> _Aim of the exercise_
Search the listing for the word "image" and return each line that contains it.

= Beginning of Section =

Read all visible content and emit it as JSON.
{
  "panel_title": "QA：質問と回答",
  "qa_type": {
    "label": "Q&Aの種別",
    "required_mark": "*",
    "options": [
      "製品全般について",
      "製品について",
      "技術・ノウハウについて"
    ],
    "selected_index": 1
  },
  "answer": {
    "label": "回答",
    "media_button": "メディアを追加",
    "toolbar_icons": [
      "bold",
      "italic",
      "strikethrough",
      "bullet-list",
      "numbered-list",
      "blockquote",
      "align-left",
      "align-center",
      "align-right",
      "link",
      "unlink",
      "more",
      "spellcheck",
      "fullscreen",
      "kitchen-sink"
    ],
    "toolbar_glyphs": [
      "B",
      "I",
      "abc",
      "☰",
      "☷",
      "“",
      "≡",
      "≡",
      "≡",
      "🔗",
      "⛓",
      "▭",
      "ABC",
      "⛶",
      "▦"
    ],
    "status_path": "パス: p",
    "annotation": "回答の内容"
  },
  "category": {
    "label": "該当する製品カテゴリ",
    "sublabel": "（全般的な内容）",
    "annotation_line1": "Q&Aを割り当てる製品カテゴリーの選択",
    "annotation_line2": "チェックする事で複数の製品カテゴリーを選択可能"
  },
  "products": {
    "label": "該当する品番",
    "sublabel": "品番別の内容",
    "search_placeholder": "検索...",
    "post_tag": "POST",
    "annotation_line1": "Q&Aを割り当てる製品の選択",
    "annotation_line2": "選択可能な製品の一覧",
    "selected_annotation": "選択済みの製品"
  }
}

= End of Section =
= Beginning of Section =

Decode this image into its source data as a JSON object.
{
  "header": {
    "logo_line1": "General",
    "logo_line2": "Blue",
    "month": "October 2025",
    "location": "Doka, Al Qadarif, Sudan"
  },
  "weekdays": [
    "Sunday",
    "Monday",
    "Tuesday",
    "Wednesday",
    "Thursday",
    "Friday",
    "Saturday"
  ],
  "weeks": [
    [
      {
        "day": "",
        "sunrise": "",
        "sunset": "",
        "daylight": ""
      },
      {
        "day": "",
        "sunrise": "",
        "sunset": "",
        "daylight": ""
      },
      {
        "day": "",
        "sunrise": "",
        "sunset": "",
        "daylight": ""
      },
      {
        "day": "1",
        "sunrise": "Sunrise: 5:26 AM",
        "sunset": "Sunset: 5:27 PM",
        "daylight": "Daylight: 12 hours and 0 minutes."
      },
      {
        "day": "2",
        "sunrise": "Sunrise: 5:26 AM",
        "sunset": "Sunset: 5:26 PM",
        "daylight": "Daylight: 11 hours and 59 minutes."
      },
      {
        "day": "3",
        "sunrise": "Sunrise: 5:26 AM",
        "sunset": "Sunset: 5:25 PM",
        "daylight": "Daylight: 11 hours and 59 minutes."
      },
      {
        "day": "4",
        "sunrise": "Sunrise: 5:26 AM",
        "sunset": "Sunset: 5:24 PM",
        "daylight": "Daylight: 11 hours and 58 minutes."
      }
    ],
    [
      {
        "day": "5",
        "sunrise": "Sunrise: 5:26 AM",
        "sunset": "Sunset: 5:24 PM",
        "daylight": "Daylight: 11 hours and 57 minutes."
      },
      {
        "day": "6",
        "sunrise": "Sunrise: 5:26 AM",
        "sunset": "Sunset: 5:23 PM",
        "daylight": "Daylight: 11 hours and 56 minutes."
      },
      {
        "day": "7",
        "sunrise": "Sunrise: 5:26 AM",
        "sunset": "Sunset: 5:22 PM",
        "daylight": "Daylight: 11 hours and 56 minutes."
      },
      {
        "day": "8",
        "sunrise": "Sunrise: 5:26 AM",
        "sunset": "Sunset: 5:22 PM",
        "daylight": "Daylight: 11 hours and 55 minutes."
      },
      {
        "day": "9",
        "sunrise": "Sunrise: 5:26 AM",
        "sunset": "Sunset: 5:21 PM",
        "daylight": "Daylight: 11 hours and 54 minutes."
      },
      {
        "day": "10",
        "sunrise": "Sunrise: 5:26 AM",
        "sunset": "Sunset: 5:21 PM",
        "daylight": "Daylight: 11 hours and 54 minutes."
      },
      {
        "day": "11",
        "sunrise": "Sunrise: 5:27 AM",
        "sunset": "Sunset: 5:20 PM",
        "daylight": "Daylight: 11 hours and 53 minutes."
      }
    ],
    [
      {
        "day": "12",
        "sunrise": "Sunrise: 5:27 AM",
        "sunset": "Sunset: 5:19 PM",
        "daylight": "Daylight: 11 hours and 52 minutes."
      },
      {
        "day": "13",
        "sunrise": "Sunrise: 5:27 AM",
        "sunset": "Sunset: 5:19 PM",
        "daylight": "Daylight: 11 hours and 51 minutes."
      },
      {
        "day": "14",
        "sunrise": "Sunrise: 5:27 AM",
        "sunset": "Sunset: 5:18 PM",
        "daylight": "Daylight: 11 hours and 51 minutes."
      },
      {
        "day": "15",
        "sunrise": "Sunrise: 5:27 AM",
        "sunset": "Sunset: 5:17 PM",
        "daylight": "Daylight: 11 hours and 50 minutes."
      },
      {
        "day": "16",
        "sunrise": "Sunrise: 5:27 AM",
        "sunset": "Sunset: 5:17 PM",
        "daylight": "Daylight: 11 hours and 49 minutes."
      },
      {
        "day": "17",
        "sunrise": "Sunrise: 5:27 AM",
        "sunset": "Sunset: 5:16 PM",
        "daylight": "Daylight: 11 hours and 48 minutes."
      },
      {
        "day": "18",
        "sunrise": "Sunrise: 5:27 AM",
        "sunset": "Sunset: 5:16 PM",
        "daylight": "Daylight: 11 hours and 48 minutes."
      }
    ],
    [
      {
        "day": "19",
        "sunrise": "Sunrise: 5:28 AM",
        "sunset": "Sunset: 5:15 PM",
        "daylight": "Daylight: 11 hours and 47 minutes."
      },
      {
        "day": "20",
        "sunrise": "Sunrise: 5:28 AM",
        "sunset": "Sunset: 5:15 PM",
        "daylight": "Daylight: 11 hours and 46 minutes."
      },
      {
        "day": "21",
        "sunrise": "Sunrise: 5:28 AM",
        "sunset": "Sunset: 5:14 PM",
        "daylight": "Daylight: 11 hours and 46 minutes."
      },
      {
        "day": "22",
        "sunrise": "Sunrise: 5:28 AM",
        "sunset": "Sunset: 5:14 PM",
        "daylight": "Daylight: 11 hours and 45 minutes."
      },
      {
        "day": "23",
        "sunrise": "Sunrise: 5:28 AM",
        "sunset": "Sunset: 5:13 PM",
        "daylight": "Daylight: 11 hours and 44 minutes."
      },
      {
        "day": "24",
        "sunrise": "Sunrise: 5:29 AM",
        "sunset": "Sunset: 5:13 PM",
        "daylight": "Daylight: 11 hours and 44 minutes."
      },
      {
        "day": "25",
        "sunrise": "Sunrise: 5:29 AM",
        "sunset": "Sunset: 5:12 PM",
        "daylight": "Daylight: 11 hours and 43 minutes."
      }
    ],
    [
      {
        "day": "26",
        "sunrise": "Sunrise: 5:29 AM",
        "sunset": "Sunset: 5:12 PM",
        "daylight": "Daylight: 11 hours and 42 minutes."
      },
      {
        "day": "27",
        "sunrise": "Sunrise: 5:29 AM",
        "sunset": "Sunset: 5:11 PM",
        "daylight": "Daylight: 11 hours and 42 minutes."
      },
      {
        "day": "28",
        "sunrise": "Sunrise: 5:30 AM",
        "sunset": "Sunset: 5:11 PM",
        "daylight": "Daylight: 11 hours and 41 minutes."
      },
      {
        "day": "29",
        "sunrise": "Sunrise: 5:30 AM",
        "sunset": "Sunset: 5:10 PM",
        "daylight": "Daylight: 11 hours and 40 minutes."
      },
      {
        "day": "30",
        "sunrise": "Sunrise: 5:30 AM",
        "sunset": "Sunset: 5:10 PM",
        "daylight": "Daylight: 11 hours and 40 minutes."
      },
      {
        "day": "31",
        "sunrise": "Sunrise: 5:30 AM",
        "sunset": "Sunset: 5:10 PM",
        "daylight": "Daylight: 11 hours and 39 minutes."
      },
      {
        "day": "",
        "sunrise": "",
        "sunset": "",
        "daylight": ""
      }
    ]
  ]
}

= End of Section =
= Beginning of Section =

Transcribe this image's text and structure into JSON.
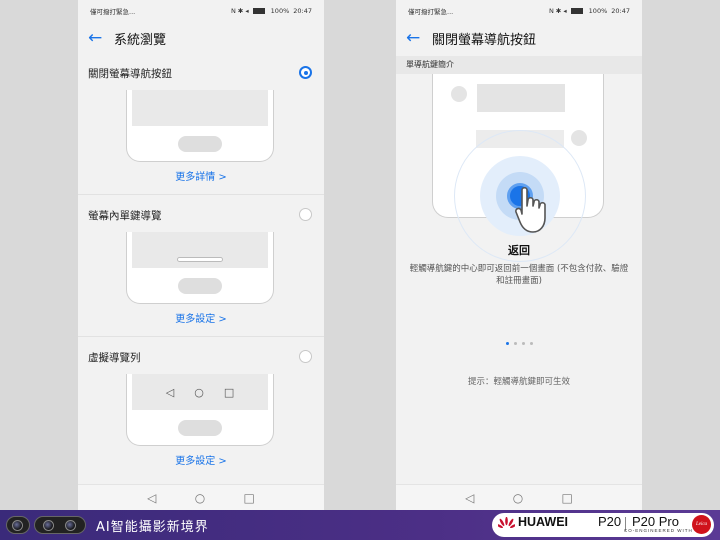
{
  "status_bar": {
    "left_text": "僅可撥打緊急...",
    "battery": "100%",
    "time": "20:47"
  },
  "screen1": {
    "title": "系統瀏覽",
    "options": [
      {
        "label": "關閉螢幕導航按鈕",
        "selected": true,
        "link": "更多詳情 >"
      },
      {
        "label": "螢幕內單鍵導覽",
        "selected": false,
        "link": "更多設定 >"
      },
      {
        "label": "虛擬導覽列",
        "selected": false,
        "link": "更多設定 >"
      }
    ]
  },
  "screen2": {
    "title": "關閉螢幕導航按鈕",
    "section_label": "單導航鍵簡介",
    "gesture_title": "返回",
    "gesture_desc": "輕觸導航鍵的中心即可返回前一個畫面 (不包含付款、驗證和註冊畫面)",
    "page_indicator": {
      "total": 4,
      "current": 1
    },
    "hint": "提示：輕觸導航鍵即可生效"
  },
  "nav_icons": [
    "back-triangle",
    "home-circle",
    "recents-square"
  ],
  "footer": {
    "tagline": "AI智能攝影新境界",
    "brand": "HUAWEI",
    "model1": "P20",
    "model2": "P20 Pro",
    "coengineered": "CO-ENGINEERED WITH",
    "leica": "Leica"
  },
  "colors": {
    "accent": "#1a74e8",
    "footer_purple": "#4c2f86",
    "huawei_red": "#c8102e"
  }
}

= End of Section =

> _Written reply_
Decode this image into its source data as a JSON object.
Transcribe this image's text and structure into JSON.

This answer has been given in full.